THE Maserati Ghibli has been tempting business folk out of their BMW 5 Series and Mercedes E-Class saloons on looks alone for the last three years. But has this update for 2017 finally added some substance to the undisputed style? Almost all of the changes are beneath the skin, so visually the Ghibli remains as it was – chiselled and suitably handsome. You can even have the Ghibli with a Ferrari-developed 404bhp 3.0-litre V6, yet – as appealing as that sounds – 90 per cent of Ghiblis sold in Europe are 3.0-litre diesels. However, nobody will be able to detect your penny-pinching lifestyle, as the diesel looks identical to the higher-powered petrol versions. The lavish, elaborate and leather-clad cabin is a refreshing change to the often clinical feel of the German alternatives.
The improvements made inside are most welcome, too, with the 8.4-inch colour display getting a thorough overhaul. There are new graphics, Apple CarPlay, a more responsive menu system plus a new rotary controller that allows easier access to the car’s functions. It’s a big step up over the old system, but not as slick as BMW’s iDrive. The Ghibli’s looks may not have changed but it feels much improved, and at only a few quid more than an equivalent BMW 535d, it is a thoroughly tempting option. But we’d stop short of putting down a deposit just yet. Maserati says it benchmarked the 5 Series and E-Class when developing the Ghibli. Thumb the starter button and the V6 rumbles into life, but never really settles. Push on and it lacks the smoothness and finesse of the six-cylinder BMW. It’s quick enough, with 0-62mph in 6.3 seconds, but the German cars are faster and feel it.
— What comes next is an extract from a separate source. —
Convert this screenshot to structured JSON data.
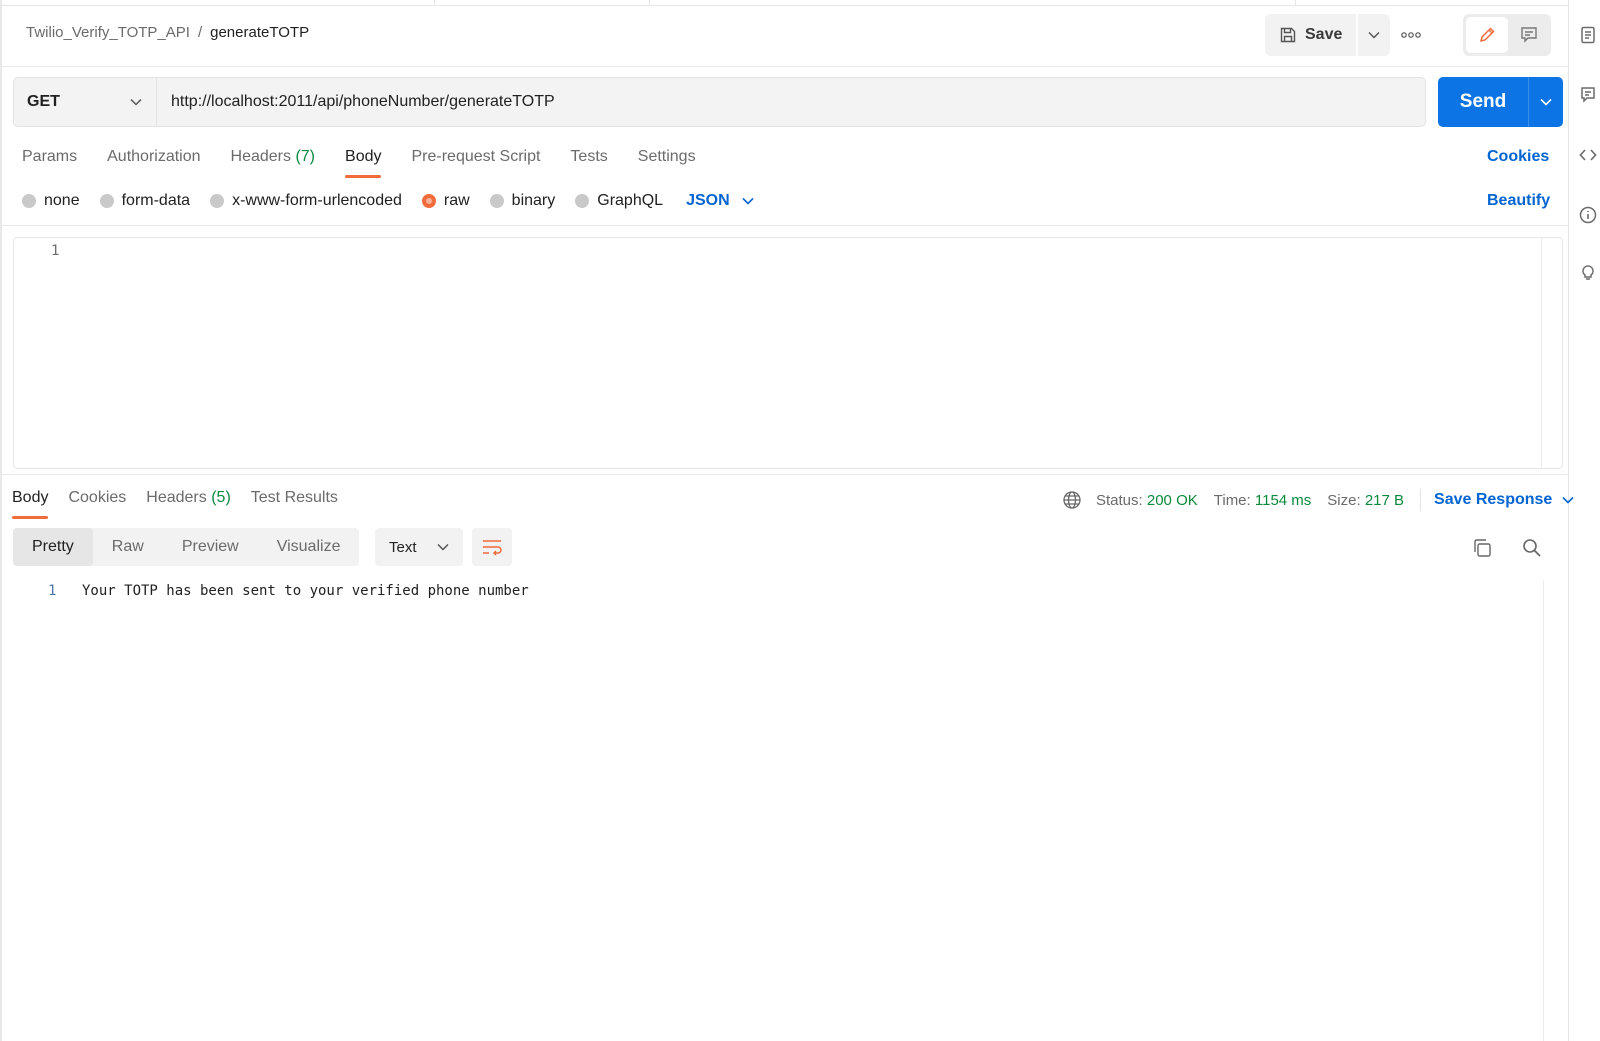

An active sound system in the exhaust is designed to give a throatier note in Sport Mode, but in reality it just enhances the harshness of the diesel engine. At least it’s efficient; it’s capable of almost 50mpg. Perfect 50:50 weight distribution means the Ghibli always feels balanced mid-corner, although it’s not the most agile of cars. The steering doesn’t offer all that much feedback and often feels inconsistently weighted. In short, a Jaguar XF is the pick if you want to be entertained behind the wheel.
When it comes to refinement and comfort the E-Class has the Ghibli licked, too. Even on the relatively smooth roads of southern France, the Maserati seemed to pick out surface imperfections that weren’t visible. The ride has an overly sharp and brittle edge to it, sending big thuds and vibrations through the chassis when you hit a pothole. Adaptive dampers are available for £2,045, but would appear to do little more than put a serious dent in your bank balance. In terms of practicality, the Ghibli is larger than most of its rivals but doesn’t appear so inside. Space is good up front, while legroom is at a premium for anyone over six foot tall in the rear. The 500-litre boot has a narrow opening and is down on size against rivals.